In the data below, which lines contain "BKUP"? List them by copying each one.

Information provided:

-----

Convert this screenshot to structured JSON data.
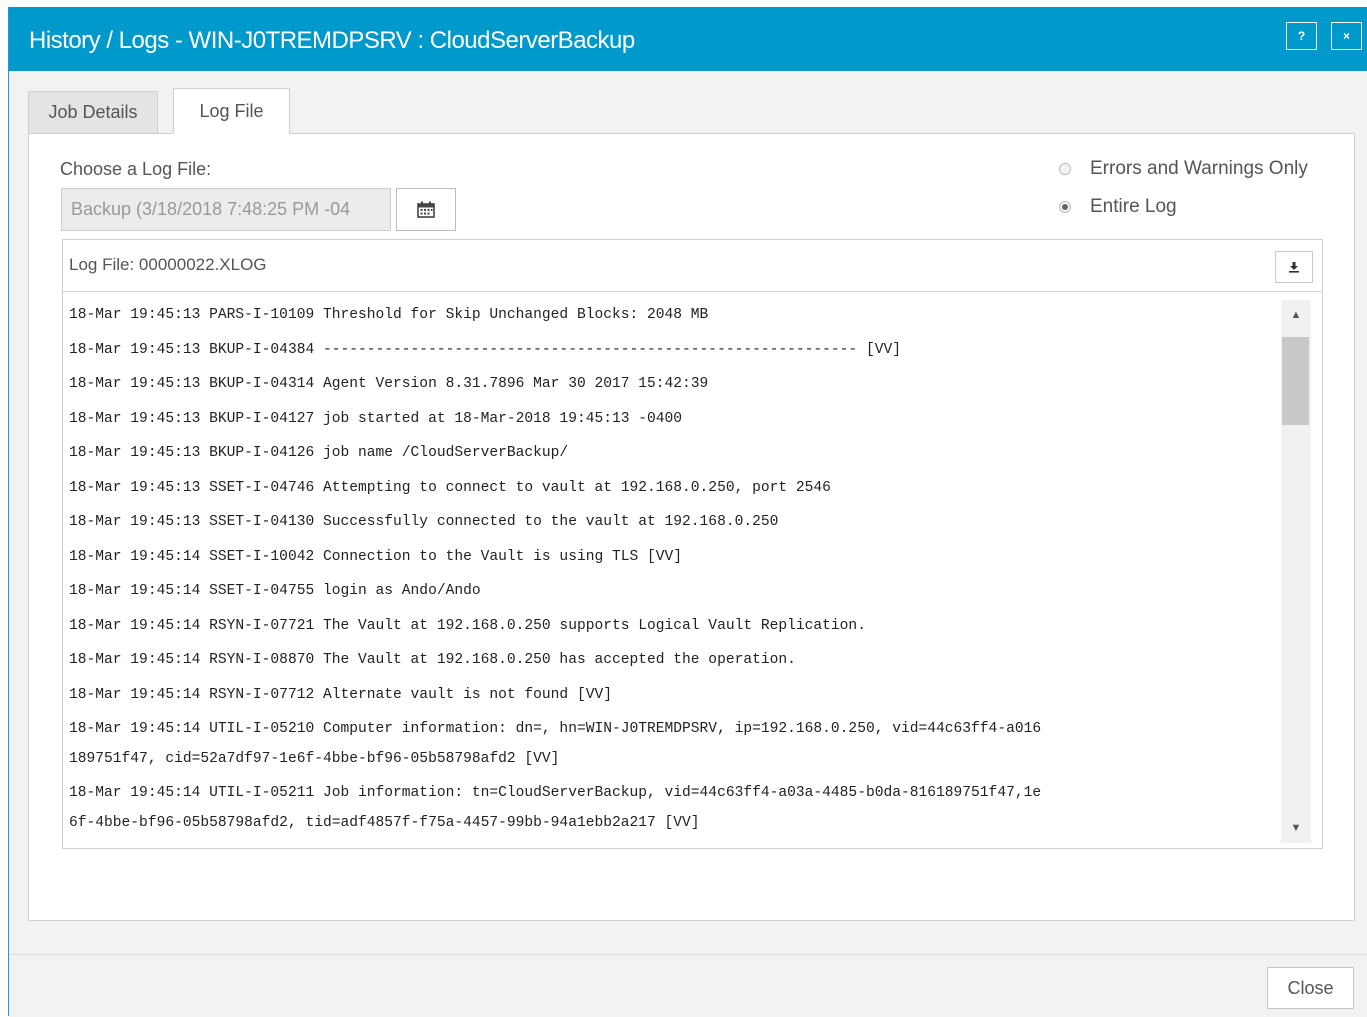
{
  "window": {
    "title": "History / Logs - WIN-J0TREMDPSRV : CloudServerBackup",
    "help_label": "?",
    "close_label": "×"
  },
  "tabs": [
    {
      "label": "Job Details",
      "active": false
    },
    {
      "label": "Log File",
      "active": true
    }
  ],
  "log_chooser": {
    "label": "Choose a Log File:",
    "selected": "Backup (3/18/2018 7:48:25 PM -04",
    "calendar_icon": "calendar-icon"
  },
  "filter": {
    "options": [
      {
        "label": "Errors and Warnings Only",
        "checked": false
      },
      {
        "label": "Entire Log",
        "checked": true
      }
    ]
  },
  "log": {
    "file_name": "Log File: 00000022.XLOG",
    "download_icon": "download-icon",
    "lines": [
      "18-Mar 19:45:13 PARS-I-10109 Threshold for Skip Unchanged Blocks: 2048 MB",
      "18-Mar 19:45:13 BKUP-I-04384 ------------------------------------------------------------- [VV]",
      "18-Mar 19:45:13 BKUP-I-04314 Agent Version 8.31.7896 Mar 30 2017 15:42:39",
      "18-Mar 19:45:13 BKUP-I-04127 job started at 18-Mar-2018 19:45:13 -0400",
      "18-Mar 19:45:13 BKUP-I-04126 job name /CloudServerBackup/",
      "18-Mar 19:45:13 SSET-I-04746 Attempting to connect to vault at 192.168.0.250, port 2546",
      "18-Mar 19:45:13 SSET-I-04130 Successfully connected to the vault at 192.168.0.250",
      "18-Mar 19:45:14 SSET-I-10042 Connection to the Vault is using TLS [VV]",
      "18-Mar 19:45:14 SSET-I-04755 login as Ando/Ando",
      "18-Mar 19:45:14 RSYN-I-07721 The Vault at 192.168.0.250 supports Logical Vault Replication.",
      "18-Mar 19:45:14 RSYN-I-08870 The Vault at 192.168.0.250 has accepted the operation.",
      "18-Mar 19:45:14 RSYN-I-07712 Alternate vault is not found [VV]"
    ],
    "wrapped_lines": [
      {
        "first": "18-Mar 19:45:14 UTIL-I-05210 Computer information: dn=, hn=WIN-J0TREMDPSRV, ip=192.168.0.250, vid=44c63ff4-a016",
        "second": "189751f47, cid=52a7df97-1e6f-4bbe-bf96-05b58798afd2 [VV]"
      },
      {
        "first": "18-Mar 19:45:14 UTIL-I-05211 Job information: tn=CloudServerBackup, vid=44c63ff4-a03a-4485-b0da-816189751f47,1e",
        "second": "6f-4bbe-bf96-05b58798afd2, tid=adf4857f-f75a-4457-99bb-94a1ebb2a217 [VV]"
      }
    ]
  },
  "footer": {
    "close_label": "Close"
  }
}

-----

Result of the task:
      "18-Mar 19:45:13 BKUP-I-04384 ------------------------------------------------------------- [VV]",
      "18-Mar 19:45:13 BKUP-I-04314 Agent Version 8.31.7896 Mar 30 2017 15:42:39",
      "18-Mar 19:45:13 BKUP-I-04127 job started at 18-Mar-2018 19:45:13 -0400",
      "18-Mar 19:45:13 BKUP-I-04126 job name /CloudServerBackup/",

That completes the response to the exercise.